*TASK TO CARRY OUT:*
In the data that follows, how many lines contain the word "this"? Give only that number.
** DATASET EXTRACT follows **
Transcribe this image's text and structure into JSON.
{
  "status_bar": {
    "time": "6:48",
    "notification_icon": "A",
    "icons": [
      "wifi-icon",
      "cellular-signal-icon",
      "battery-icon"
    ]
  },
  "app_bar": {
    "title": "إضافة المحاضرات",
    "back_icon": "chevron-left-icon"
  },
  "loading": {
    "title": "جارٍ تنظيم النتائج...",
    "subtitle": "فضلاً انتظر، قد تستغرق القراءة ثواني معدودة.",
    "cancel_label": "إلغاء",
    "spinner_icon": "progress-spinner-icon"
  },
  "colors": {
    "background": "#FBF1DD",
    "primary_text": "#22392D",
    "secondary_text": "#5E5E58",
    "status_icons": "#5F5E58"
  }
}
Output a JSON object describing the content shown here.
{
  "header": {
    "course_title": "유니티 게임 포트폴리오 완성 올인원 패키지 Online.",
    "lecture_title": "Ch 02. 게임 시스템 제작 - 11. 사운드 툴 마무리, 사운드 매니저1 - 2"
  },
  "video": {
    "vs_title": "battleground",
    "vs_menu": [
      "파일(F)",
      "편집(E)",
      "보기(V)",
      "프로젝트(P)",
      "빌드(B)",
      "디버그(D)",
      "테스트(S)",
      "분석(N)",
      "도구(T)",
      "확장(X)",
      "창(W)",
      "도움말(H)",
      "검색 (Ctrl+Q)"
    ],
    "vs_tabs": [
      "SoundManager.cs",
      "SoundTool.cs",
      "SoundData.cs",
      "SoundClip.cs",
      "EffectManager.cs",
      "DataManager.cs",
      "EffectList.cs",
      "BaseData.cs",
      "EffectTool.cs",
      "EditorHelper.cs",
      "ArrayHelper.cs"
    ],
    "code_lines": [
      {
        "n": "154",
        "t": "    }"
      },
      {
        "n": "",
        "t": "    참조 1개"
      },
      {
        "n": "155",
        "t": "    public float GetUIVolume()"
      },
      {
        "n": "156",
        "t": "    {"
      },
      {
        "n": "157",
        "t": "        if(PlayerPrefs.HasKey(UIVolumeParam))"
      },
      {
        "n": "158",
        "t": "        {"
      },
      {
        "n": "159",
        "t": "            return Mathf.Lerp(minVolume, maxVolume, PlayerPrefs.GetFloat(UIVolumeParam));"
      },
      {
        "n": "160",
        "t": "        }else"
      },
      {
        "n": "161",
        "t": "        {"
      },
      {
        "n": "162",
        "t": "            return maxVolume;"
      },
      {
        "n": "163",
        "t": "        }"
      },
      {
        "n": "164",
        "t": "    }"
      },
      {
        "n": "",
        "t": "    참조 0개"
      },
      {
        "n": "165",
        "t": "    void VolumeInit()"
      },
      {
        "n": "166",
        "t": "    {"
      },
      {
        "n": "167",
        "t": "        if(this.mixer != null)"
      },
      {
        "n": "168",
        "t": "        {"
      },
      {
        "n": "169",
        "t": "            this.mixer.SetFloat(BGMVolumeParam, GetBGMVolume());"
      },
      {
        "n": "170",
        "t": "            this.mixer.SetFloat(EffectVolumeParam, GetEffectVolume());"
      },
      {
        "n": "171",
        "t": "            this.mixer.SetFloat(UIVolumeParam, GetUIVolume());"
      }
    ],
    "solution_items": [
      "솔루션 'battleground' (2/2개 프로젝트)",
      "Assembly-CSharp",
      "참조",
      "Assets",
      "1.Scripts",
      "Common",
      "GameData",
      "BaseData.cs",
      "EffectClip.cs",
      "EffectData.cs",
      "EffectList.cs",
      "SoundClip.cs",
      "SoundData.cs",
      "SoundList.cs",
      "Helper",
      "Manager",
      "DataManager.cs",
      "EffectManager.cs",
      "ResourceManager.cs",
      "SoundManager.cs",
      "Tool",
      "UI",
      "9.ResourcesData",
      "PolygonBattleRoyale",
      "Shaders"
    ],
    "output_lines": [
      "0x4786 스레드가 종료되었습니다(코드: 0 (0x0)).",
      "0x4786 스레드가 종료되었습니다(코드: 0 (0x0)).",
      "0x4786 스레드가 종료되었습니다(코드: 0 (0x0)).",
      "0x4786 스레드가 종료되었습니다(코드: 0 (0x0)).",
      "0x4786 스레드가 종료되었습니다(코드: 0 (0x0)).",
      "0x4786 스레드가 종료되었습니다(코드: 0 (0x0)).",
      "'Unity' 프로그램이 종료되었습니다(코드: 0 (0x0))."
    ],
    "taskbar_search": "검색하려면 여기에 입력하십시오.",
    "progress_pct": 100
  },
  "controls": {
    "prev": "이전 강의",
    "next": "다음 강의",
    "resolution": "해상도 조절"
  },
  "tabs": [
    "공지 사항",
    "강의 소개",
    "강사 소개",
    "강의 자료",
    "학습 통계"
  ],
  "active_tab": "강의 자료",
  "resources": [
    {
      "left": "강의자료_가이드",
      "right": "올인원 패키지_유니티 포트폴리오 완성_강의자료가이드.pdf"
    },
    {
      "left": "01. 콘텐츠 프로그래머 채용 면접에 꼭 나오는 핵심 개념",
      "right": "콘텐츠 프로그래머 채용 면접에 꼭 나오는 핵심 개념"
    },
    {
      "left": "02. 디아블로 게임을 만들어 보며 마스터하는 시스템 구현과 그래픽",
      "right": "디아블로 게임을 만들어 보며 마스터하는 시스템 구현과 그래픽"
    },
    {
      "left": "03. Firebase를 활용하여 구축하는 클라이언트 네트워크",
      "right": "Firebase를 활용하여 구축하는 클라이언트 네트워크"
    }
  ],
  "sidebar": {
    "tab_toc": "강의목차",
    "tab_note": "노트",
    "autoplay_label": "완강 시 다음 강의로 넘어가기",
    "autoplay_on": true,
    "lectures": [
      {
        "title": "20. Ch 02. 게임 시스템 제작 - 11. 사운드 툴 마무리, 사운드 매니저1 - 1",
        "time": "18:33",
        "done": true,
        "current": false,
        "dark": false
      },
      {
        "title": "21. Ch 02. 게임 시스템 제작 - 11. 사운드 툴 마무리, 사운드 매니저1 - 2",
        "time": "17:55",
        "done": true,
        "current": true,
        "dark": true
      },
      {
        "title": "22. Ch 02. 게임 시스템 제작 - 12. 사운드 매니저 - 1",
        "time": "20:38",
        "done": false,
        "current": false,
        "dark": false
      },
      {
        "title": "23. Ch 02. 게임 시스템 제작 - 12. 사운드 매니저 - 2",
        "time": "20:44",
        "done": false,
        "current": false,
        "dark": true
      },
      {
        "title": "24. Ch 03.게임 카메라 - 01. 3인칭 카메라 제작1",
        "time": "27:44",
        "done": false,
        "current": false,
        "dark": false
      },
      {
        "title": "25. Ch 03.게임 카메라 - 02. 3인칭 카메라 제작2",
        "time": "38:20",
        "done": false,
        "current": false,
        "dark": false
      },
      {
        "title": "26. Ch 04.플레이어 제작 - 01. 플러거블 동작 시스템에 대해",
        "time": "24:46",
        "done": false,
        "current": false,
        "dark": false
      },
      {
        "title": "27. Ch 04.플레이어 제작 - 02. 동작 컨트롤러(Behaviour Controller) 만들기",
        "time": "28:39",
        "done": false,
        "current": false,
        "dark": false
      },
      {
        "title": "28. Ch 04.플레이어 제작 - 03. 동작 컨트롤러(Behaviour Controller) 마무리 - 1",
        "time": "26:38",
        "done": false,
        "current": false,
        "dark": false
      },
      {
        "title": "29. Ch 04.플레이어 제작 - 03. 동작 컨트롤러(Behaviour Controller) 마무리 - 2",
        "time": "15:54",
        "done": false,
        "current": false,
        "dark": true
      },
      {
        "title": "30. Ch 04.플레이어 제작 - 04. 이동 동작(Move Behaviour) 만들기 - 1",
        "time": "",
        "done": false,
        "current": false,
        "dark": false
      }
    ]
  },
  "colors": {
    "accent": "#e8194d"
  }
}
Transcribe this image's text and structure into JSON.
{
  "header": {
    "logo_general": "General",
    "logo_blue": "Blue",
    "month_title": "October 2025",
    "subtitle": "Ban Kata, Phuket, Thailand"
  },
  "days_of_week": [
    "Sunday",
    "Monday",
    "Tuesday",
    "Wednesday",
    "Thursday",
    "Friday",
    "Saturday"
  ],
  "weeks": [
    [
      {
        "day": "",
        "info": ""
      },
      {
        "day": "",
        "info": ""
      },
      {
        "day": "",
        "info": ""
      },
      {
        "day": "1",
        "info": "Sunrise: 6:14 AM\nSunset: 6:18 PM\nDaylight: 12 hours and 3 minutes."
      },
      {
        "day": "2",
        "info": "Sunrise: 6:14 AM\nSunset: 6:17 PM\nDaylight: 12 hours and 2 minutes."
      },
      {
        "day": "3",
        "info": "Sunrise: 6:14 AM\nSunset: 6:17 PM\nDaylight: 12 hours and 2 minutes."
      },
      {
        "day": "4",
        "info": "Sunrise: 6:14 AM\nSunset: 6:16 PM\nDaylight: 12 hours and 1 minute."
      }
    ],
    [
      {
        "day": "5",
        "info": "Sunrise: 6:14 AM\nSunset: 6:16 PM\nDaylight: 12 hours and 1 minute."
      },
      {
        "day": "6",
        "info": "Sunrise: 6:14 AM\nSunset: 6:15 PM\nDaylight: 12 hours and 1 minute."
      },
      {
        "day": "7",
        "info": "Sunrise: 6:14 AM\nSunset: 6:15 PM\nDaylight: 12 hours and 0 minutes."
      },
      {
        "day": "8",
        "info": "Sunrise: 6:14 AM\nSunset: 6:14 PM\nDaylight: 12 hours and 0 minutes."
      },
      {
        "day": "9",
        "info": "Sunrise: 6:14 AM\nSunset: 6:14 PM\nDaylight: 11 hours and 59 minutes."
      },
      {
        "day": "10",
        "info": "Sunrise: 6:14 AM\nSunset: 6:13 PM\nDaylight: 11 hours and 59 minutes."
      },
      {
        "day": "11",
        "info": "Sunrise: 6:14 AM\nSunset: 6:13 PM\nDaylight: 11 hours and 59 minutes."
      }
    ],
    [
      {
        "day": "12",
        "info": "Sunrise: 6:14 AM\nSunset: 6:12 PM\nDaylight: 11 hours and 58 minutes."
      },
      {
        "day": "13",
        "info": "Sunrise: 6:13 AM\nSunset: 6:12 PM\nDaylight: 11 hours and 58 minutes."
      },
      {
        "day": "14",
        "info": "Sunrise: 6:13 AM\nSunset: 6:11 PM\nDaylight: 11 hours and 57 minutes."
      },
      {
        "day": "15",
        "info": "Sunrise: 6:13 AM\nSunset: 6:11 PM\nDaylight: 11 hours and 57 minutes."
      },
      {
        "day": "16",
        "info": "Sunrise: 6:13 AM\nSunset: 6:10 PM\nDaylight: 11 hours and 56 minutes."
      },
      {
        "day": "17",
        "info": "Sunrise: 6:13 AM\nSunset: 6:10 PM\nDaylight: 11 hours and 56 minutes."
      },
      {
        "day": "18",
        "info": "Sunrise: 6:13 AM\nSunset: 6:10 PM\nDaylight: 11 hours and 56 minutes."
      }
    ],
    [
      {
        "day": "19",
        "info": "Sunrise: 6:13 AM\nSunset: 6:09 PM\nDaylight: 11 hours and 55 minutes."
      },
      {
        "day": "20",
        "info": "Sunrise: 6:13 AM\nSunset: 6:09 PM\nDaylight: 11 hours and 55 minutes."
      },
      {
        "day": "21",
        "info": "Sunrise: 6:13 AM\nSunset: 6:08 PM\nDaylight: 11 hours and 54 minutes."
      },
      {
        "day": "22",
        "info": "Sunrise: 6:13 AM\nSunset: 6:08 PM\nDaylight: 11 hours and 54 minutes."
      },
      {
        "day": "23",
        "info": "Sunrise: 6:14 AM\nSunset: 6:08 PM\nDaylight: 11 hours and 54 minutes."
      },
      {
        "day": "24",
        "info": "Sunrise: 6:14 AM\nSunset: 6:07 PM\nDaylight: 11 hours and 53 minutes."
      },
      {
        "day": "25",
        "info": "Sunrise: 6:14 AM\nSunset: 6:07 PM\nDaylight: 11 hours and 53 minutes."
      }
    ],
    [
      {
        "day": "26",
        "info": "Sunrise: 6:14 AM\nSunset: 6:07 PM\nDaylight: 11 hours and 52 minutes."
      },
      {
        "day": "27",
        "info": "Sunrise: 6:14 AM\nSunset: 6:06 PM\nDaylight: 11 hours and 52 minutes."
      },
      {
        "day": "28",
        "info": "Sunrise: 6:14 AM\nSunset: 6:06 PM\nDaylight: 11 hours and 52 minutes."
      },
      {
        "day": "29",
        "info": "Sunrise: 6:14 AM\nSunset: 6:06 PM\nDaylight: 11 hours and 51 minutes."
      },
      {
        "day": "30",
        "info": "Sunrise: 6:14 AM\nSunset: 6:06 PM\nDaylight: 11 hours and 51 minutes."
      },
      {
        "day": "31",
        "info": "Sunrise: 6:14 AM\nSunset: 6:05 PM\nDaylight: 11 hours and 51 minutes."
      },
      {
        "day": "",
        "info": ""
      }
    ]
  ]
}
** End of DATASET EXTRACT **
*TASK RESULT:*
6